**Work order:** Tally up the lines below with "this" in them. Answer with the number only.

**Data records for software interfaces:**
*-*-*
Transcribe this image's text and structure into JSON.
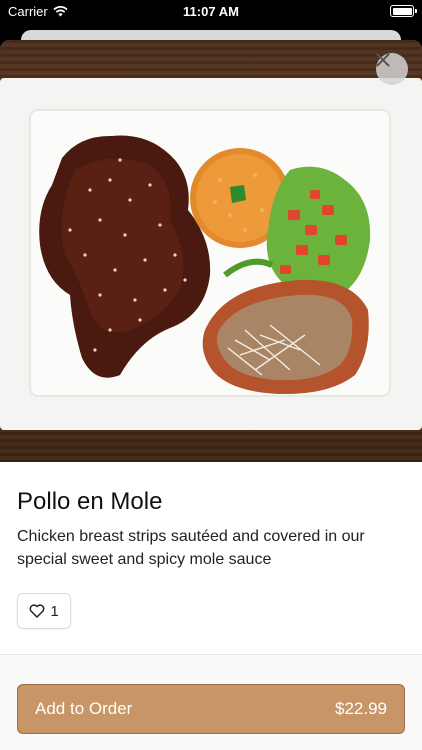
{
  "status_bar": {
    "carrier": "Carrier",
    "time": "11:07 AM"
  },
  "item": {
    "title": "Pollo en Mole",
    "description": "Chicken breast strips sautéed and covered in our special sweet and spicy mole sauce",
    "likes": "1"
  },
  "order_button": {
    "label": "Add to Order",
    "price": "$22.99"
  },
  "colors": {
    "accent": "#c89567",
    "accent_border": "#9c6c45"
  },
  "icons": {
    "close": "close-icon",
    "like": "heart-outline-icon",
    "wifi": "wifi-icon",
    "battery": "battery-icon"
  }
}
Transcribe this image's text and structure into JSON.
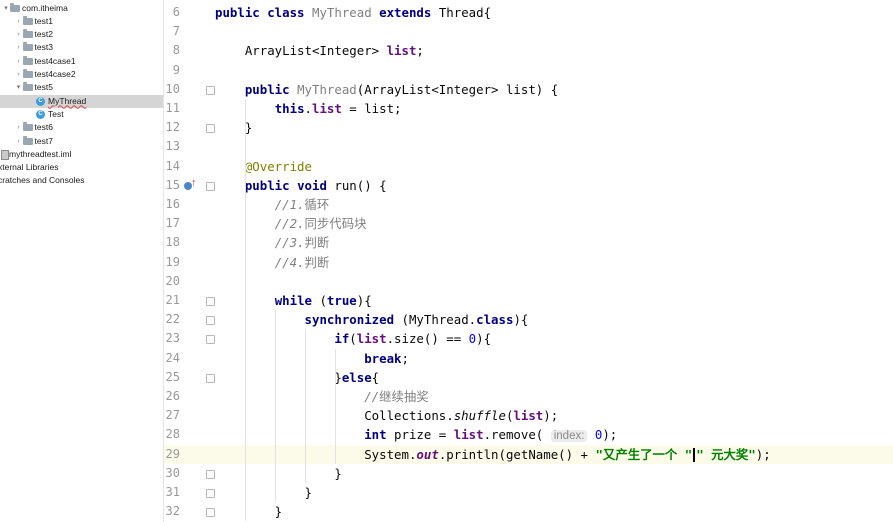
{
  "project_tree": {
    "items": [
      {
        "label": "com.itheima",
        "kind": "package",
        "indent": 0,
        "expanded": true,
        "selected": false
      },
      {
        "label": "test1",
        "kind": "package",
        "indent": 1,
        "expanded": false,
        "selected": false
      },
      {
        "label": "test2",
        "kind": "package",
        "indent": 1,
        "expanded": false,
        "selected": false
      },
      {
        "label": "test3",
        "kind": "package",
        "indent": 1,
        "expanded": false,
        "selected": false
      },
      {
        "label": "test4case1",
        "kind": "package",
        "indent": 1,
        "expanded": false,
        "selected": false
      },
      {
        "label": "test4case2",
        "kind": "package",
        "indent": 1,
        "expanded": false,
        "selected": false
      },
      {
        "label": "test5",
        "kind": "package",
        "indent": 1,
        "expanded": true,
        "selected": false
      },
      {
        "label": "MyThread",
        "kind": "class",
        "indent": 2,
        "expanded": false,
        "selected": true
      },
      {
        "label": "Test",
        "kind": "class",
        "indent": 2,
        "expanded": false,
        "selected": false
      },
      {
        "label": "test6",
        "kind": "package",
        "indent": 1,
        "expanded": false,
        "selected": false
      },
      {
        "label": "test7",
        "kind": "package",
        "indent": 1,
        "expanded": false,
        "selected": false
      },
      {
        "label": "mythreadtest.iml",
        "kind": "file",
        "indent": 0,
        "expanded": false,
        "selected": false
      },
      {
        "label": "xternal Libraries",
        "kind": "plain",
        "indent": 0,
        "expanded": false,
        "selected": false
      },
      {
        "label": "cratches and Consoles",
        "kind": "plain",
        "indent": 0,
        "expanded": false,
        "selected": false
      }
    ]
  },
  "editor": {
    "current_line": 29,
    "lines": [
      {
        "no": "6",
        "tokens": [
          [
            "kw",
            "public "
          ],
          [
            "kw",
            "class "
          ],
          [
            "cls",
            "MyThread "
          ],
          [
            "kw",
            "extends "
          ],
          [
            "ty",
            "Thread{"
          ]
        ]
      },
      {
        "no": "7",
        "tokens": []
      },
      {
        "no": "8",
        "tokens": [
          [
            "ty",
            "    ArrayList<Integer> "
          ],
          [
            "fld",
            "list"
          ],
          [
            "ty",
            ";"
          ]
        ]
      },
      {
        "no": "9",
        "tokens": []
      },
      {
        "no": "10",
        "tokens": [
          [
            "ty",
            "    "
          ],
          [
            "kw",
            "public "
          ],
          [
            "cls",
            "MyThread"
          ],
          [
            "ty",
            "(ArrayList<Integer> list) {"
          ]
        ]
      },
      {
        "no": "11",
        "tokens": [
          [
            "ty",
            "        "
          ],
          [
            "kw",
            "this"
          ],
          [
            "ty",
            "."
          ],
          [
            "fld",
            "list"
          ],
          [
            "ty",
            " = list;"
          ]
        ]
      },
      {
        "no": "12",
        "tokens": [
          [
            "ty",
            "    }"
          ]
        ]
      },
      {
        "no": "13",
        "tokens": []
      },
      {
        "no": "14",
        "tokens": [
          [
            "ty",
            "    "
          ],
          [
            "ann",
            "@Override"
          ]
        ]
      },
      {
        "no": "15",
        "tokens": [
          [
            "ty",
            "    "
          ],
          [
            "kw",
            "public "
          ],
          [
            "kw",
            "void "
          ],
          [
            "ty",
            "run() {"
          ]
        ]
      },
      {
        "no": "16",
        "tokens": [
          [
            "ty",
            "        "
          ],
          [
            "cmt",
            "//1."
          ],
          [
            "cmtz",
            "循环"
          ]
        ]
      },
      {
        "no": "17",
        "tokens": [
          [
            "ty",
            "        "
          ],
          [
            "cmt",
            "//2."
          ],
          [
            "cmtz",
            "同步代码块"
          ]
        ]
      },
      {
        "no": "18",
        "tokens": [
          [
            "ty",
            "        "
          ],
          [
            "cmt",
            "//3."
          ],
          [
            "cmtz",
            "判断"
          ]
        ]
      },
      {
        "no": "19",
        "tokens": [
          [
            "ty",
            "        "
          ],
          [
            "cmt",
            "//4."
          ],
          [
            "cmtz",
            "判断"
          ]
        ]
      },
      {
        "no": "20",
        "tokens": []
      },
      {
        "no": "21",
        "tokens": [
          [
            "ty",
            "        "
          ],
          [
            "kw",
            "while "
          ],
          [
            "ty",
            "("
          ],
          [
            "kw",
            "true"
          ],
          [
            "ty",
            "){"
          ]
        ]
      },
      {
        "no": "22",
        "tokens": [
          [
            "ty",
            "            "
          ],
          [
            "kw",
            "synchronized "
          ],
          [
            "ty",
            "(MyThread."
          ],
          [
            "kw",
            "class"
          ],
          [
            "ty",
            "){"
          ]
        ]
      },
      {
        "no": "23",
        "tokens": [
          [
            "ty",
            "                "
          ],
          [
            "kw",
            "if"
          ],
          [
            "ty",
            "("
          ],
          [
            "fld",
            "list"
          ],
          [
            "ty",
            ".size() == "
          ],
          [
            "num",
            "0"
          ],
          [
            "ty",
            "){"
          ]
        ]
      },
      {
        "no": "24",
        "tokens": [
          [
            "ty",
            "                    "
          ],
          [
            "kw",
            "break"
          ],
          [
            "ty",
            ";"
          ]
        ]
      },
      {
        "no": "25",
        "tokens": [
          [
            "ty",
            "                }"
          ],
          [
            "kw",
            "else"
          ],
          [
            "ty",
            "{"
          ]
        ]
      },
      {
        "no": "26",
        "tokens": [
          [
            "ty",
            "                    "
          ],
          [
            "cmt",
            "//"
          ],
          [
            "cmtz",
            "继续抽奖"
          ]
        ]
      },
      {
        "no": "27",
        "tokens": [
          [
            "ty",
            "                    Collections."
          ],
          [
            "it",
            "shuffle"
          ],
          [
            "ty",
            "("
          ],
          [
            "fld",
            "list"
          ],
          [
            "ty",
            ");"
          ]
        ]
      },
      {
        "no": "28",
        "tokens": [
          [
            "ty",
            "                    "
          ],
          [
            "kw",
            "int "
          ],
          [
            "ty",
            "prize = "
          ],
          [
            "fld",
            "list"
          ],
          [
            "ty",
            ".remove( "
          ],
          [
            "hint",
            "index:"
          ],
          [
            "ty",
            " "
          ],
          [
            "num",
            "0"
          ],
          [
            "ty",
            ");"
          ]
        ]
      },
      {
        "no": "29",
        "tokens": [
          [
            "ty",
            "                    System."
          ],
          [
            "itf",
            "out"
          ],
          [
            "ty",
            ".println(getName() + "
          ],
          [
            "str",
            "\"又产生了一个 \""
          ],
          [
            "cursor",
            ""
          ],
          [
            "str",
            "\" 元大奖\""
          ],
          [
            "ty",
            ");"
          ]
        ]
      },
      {
        "no": "30",
        "tokens": [
          [
            "ty",
            "                }"
          ]
        ]
      },
      {
        "no": "31",
        "tokens": [
          [
            "ty",
            "            }"
          ]
        ]
      },
      {
        "no": "32",
        "tokens": [
          [
            "ty",
            "        }"
          ]
        ]
      }
    ]
  },
  "colors": {
    "keyword": "#000080",
    "field": "#660e7a",
    "comment": "#808080",
    "annotation": "#808000",
    "number": "#0000ff",
    "string": "#008000",
    "current_line_bg": "#fcfae8"
  }
}
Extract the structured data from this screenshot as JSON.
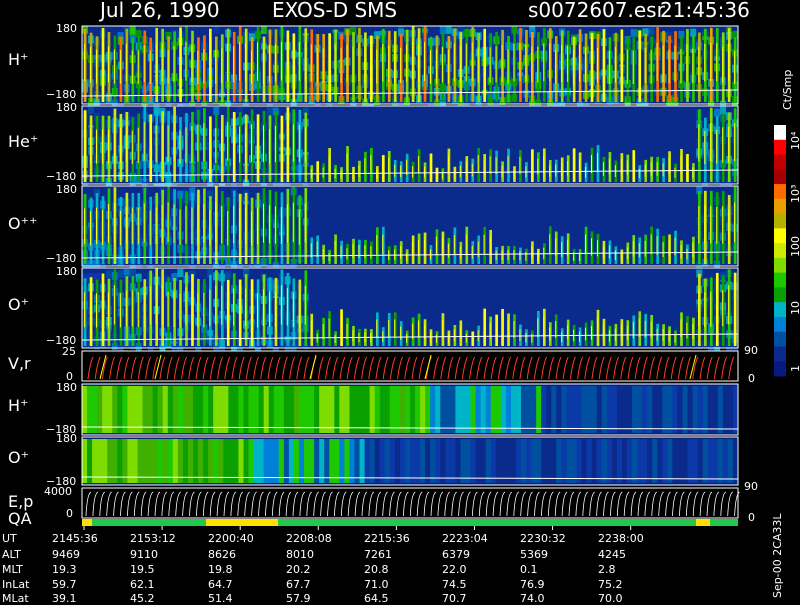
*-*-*
**Result of the task:** 4